→ Task to carry out: Copy out each line below containing "FREE".

→ Recorded data:
· · ·
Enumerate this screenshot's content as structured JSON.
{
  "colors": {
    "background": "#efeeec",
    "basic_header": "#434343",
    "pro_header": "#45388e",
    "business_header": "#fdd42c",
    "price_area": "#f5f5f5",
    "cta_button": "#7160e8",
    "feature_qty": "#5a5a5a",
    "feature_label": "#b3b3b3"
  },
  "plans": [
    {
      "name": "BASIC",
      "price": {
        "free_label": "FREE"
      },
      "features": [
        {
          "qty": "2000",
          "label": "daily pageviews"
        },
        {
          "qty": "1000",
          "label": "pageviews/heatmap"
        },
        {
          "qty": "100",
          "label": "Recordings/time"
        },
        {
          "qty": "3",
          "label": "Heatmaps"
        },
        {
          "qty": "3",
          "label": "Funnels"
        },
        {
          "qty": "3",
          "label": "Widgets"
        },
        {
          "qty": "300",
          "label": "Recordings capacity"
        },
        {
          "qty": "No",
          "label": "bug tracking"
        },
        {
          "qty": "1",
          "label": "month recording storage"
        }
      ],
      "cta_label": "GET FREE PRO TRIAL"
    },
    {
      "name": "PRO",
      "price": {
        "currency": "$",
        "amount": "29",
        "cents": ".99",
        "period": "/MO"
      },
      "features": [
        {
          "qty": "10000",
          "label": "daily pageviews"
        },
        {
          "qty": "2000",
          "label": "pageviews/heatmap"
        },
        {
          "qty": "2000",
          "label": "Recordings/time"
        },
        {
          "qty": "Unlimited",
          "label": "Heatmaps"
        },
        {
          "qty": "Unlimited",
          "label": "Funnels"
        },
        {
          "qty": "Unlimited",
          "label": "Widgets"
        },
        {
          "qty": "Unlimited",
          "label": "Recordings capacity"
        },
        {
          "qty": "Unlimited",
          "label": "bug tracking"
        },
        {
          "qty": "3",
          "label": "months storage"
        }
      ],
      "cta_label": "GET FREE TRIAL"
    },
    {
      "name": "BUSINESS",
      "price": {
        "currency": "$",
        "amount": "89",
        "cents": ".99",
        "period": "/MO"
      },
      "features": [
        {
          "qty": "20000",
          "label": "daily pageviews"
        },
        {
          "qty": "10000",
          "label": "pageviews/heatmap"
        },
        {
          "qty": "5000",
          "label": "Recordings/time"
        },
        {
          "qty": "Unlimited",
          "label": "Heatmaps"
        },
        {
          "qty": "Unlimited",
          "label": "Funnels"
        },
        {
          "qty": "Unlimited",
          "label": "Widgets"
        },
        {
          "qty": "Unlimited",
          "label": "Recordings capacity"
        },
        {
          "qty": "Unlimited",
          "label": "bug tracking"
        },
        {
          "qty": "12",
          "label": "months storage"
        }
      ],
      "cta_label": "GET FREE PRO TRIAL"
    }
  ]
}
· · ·
→ Exercise answer:
        "free_label": "FREE"
      "cta_label": "GET FREE PRO TRIAL"
      "cta_label": "GET FREE TRIAL"
      "cta_label": "GET FREE PRO TRIAL"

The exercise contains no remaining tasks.